■ WORK TO COMPLETE: Every single entry that follows is to be retyped exactly.

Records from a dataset
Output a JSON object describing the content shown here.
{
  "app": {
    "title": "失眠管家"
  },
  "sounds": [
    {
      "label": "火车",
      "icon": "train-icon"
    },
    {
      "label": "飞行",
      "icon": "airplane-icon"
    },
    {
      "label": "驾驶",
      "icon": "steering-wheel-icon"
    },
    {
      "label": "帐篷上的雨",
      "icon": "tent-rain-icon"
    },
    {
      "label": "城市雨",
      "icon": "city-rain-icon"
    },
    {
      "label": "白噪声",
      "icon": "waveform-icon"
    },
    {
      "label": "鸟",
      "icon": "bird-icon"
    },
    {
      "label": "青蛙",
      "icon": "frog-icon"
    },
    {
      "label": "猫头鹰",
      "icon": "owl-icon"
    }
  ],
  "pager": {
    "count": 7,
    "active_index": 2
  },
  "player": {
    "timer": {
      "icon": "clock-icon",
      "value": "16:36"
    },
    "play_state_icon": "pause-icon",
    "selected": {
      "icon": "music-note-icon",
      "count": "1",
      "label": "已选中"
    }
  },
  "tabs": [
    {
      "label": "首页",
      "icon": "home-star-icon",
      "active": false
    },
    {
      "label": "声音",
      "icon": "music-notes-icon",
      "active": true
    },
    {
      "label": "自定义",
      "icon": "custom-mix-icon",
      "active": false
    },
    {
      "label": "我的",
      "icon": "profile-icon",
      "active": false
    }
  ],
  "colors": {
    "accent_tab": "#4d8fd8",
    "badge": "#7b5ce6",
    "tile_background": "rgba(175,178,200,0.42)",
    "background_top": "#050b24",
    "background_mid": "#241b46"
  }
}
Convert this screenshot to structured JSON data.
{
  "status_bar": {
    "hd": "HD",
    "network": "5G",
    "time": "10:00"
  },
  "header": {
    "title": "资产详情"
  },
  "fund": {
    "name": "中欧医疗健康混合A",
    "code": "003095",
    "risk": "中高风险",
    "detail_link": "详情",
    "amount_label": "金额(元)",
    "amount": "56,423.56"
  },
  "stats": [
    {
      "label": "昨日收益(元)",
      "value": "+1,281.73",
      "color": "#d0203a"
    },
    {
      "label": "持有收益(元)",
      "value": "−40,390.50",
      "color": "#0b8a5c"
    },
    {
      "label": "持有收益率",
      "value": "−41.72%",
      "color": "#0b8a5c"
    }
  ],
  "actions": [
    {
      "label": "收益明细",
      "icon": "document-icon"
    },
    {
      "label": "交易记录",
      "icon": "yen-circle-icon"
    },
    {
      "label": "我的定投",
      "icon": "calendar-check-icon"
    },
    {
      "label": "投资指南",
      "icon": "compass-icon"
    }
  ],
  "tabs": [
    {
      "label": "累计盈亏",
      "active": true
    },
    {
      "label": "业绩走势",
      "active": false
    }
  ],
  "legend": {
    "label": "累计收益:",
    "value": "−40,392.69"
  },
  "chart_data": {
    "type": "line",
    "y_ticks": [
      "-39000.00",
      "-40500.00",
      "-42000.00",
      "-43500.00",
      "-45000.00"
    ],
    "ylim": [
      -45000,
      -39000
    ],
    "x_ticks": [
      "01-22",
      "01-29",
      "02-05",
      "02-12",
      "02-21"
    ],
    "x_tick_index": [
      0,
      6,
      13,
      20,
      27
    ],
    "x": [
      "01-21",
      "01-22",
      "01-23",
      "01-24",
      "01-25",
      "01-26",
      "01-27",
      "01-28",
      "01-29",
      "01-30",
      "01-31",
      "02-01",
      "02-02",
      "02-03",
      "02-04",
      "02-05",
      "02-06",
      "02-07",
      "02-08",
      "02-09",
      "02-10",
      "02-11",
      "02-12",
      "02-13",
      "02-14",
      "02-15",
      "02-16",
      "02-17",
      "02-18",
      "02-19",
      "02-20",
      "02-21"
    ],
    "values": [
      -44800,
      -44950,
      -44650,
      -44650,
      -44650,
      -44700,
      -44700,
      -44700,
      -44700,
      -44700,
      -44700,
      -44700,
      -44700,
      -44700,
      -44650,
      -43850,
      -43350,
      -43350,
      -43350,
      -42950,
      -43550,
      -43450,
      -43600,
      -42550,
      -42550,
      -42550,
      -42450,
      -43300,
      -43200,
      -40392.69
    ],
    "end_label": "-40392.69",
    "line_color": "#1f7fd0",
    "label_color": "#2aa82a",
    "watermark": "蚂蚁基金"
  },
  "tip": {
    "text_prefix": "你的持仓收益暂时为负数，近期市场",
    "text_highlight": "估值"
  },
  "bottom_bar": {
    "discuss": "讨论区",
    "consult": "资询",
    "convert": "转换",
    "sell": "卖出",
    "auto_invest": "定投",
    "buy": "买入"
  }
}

■ REPLY:
Output a JSON object describing the content shown here.
{
  "app": {
    "title": "失眠管家"
  },
  "sounds": [
    {
      "label": "火车",
      "icon": "train-icon"
    },
    {
      "label": "飞行",
      "icon": "airplane-icon"
    },
    {
      "label": "驾驶",
      "icon": "steering-wheel-icon"
    },
    {
      "label": "帐篷上的雨",
      "icon": "tent-rain-icon"
    },
    {
      "label": "城市雨",
      "icon": "city-rain-icon"
    },
    {
      "label": "白噪声",
      "icon": "waveform-icon"
    },
    {
      "label": "鸟",
      "icon": "bird-icon"
    },
    {
      "label": "青蛙",
      "icon": "frog-icon"
    },
    {
      "label": "猫头鹰",
      "icon": "owl-icon"
    }
  ],
  "pager": {
    "count": 7,
    "active_index": 2
  },
  "player": {
    "timer": {
      "icon": "clock-icon",
      "value": "16:36"
    },
    "play_state_icon": "pause-icon",
    "selected": {
      "icon": "music-note-icon",
      "count": "1",
      "label": "已选中"
    }
  },
  "tabs": [
    {
      "label": "首页",
      "icon": "home-star-icon",
      "active": false
    },
    {
      "label": "声音",
      "icon": "music-notes-icon",
      "active": true
    },
    {
      "label": "自定义",
      "icon": "custom-mix-icon",
      "active": false
    },
    {
      "label": "我的",
      "icon": "profile-icon",
      "active": false
    }
  ],
  "colors": {
    "accent_tab": "#4d8fd8",
    "badge": "#7b5ce6",
    "tile_background": "rgba(175,178,200,0.42)",
    "background_top": "#050b24",
    "background_mid": "#241b46"
  }
}
Convert this screenshot to structured JSON data.
{
  "status_bar": {
    "hd": "HD",
    "network": "5G",
    "time": "10:00"
  },
  "header": {
    "title": "资产详情"
  },
  "fund": {
    "name": "中欧医疗健康混合A",
    "code": "003095",
    "risk": "中高风险",
    "detail_link": "详情",
    "amount_label": "金额(元)",
    "amount": "56,423.56"
  },
  "stats": [
    {
      "label": "昨日收益(元)",
      "value": "+1,281.73",
      "color": "#d0203a"
    },
    {
      "label": "持有收益(元)",
      "value": "−40,390.50",
      "color": "#0b8a5c"
    },
    {
      "label": "持有收益率",
      "value": "−41.72%",
      "color": "#0b8a5c"
    }
  ],
  "actions": [
    {
      "label": "收益明细",
      "icon": "document-icon"
    },
    {
      "label": "交易记录",
      "icon": "yen-circle-icon"
    },
    {
      "label": "我的定投",
      "icon": "calendar-check-icon"
    },
    {
      "label": "投资指南",
      "icon": "compass-icon"
    }
  ],
  "tabs": [
    {
      "label": "累计盈亏",
      "active": true
    },
    {
      "label": "业绩走势",
      "active": false
    }
  ],
  "legend": {
    "label": "累计收益:",
    "value": "−40,392.69"
  },
  "chart_data": {
    "type": "line",
    "y_ticks": [
      "-39000.00",
      "-40500.00",
      "-42000.00",
      "-43500.00",
      "-45000.00"
    ],
    "ylim": [
      -45000,
      -39000
    ],
    "x_ticks": [
      "01-22",
      "01-29",
      "02-05",
      "02-12",
      "02-21"
    ],
    "x_tick_index": [
      0,
      6,
      13,
      20,
      27
    ],
    "x": [
      "01-21",
      "01-22",
      "01-23",
      "01-24",
      "01-25",
      "01-26",
      "01-27",
      "01-28",
      "01-29",
      "01-30",
      "01-31",
      "02-01",
      "02-02",
      "02-03",
      "02-04",
      "02-05",
      "02-06",
      "02-07",
      "02-08",
      "02-09",
      "02-10",
      "02-11",
      "02-12",
      "02-13",
      "02-14",
      "02-15",
      "02-16",
      "02-17",
      "02-18",
      "02-19",
      "02-20",
      "02-21"
    ],
    "values": [
      -44800,
      -44950,
      -44650,
      -44650,
      -44650,
      -44700,
      -44700,
      -44700,
      -44700,
      -44700,
      -44700,
      -44700,
      -44700,
      -44700,
      -44650,
      -43850,
      -43350,
      -43350,
      -43350,
      -42950,
      -43550,
      -43450,
      -43600,
      -42550,
      -42550,
      -42550,
      -42450,
      -43300,
      -43200,
      -40392.69
    ],
    "end_label": "-40392.69",
    "line_color": "#1f7fd0",
    "label_color": "#2aa82a",
    "watermark": "蚂蚁基金"
  },
  "tip": {
    "text_prefix": "你的持仓收益暂时为负数，近期市场",
    "text_highlight": "估值"
  },
  "bottom_bar": {
    "discuss": "讨论区",
    "consult": "资询",
    "convert": "转换",
    "sell": "卖出",
    "auto_invest": "定投",
    "buy": "买入"
  }
}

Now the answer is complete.